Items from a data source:
◆ ◆ ◆ ◆ ◆

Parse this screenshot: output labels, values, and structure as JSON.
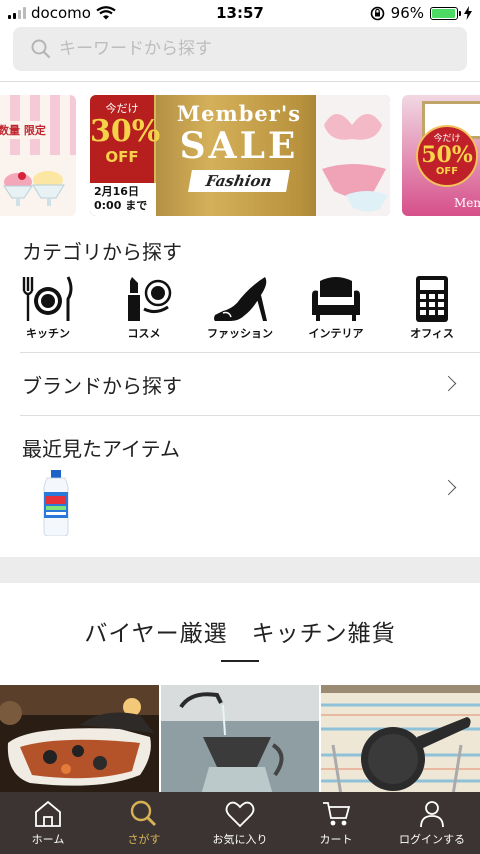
{
  "status_bar": {
    "carrier": "docomo",
    "time": "13:57",
    "battery": "96%",
    "battery_level": 0.96
  },
  "search": {
    "placeholder": "キーワードから探す"
  },
  "banners": {
    "left": {
      "tag": "数量 限定"
    },
    "main": {
      "small": "今だけ",
      "percent": "30%",
      "off": "OFF",
      "date_line1": "2月16日",
      "date_line2": "0:00 まで",
      "member": "Member's",
      "sale": "SALE",
      "fashion": "Fashion"
    },
    "right": {
      "small": "今だけ",
      "percent": "50%",
      "off": "OFF",
      "member": "Mem"
    }
  },
  "categories": {
    "title": "カテゴリから探す",
    "items": [
      {
        "label": "キッチン",
        "icon": "kitchen-icon"
      },
      {
        "label": "コスメ",
        "icon": "cosme-icon"
      },
      {
        "label": "ファッション",
        "icon": "fashion-icon"
      },
      {
        "label": "インテリア",
        "icon": "interior-icon"
      },
      {
        "label": "オフィス",
        "icon": "office-icon"
      }
    ]
  },
  "brand": {
    "title": "ブランドから探す"
  },
  "recent": {
    "title": "最近見たアイテム"
  },
  "feature": {
    "title": "バイヤー厳選　キッチン雑貨"
  },
  "tabbar": {
    "items": [
      {
        "label": "ホーム",
        "icon": "home-icon",
        "active": false
      },
      {
        "label": "さがす",
        "icon": "search-icon",
        "active": true
      },
      {
        "label": "お気に入り",
        "icon": "heart-icon",
        "active": false
      },
      {
        "label": "カート",
        "icon": "cart-icon",
        "active": false
      },
      {
        "label": "ログインする",
        "icon": "user-icon",
        "active": false
      }
    ]
  },
  "colors": {
    "tabbar_bg": "#3b3433",
    "active": "#d7b254",
    "search_bg": "#ececec"
  }
}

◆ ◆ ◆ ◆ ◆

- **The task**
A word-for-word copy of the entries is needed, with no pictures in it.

- **Solved problem**
Parse this screenshot: output labels, values, and structure as JSON.
{
  "status_bar": {
    "carrier": "docomo",
    "time": "13:57",
    "battery": "96%",
    "battery_level": 0.96
  },
  "search": {
    "placeholder": "キーワードから探す"
  },
  "banners": {
    "left": {
      "tag": "数量 限定"
    },
    "main": {
      "small": "今だけ",
      "percent": "30%",
      "off": "OFF",
      "date_line1": "2月16日",
      "date_line2": "0:00 まで",
      "member": "Member's",
      "sale": "SALE",
      "fashion": "Fashion"
    },
    "right": {
      "small": "今だけ",
      "percent": "50%",
      "off": "OFF",
      "member": "Mem"
    }
  },
  "categories": {
    "title": "カテゴリから探す",
    "items": [
      {
        "label": "キッチン",
        "icon": "kitchen-icon"
      },
      {
        "label": "コスメ",
        "icon": "cosme-icon"
      },
      {
        "label": "ファッション",
        "icon": "fashion-icon"
      },
      {
        "label": "インテリア",
        "icon": "interior-icon"
      },
      {
        "label": "オフィス",
        "icon": "office-icon"
      }
    ]
  },
  "brand": {
    "title": "ブランドから探す"
  },
  "recent": {
    "title": "最近見たアイテム"
  },
  "feature": {
    "title": "バイヤー厳選　キッチン雑貨"
  },
  "tabbar": {
    "items": [
      {
        "label": "ホーム",
        "icon": "home-icon",
        "active": false
      },
      {
        "label": "さがす",
        "icon": "search-icon",
        "active": true
      },
      {
        "label": "お気に入り",
        "icon": "heart-icon",
        "active": false
      },
      {
        "label": "カート",
        "icon": "cart-icon",
        "active": false
      },
      {
        "label": "ログインする",
        "icon": "user-icon",
        "active": false
      }
    ]
  },
  "colors": {
    "tabbar_bg": "#3b3433",
    "active": "#d7b254",
    "search_bg": "#ececec"
  }
}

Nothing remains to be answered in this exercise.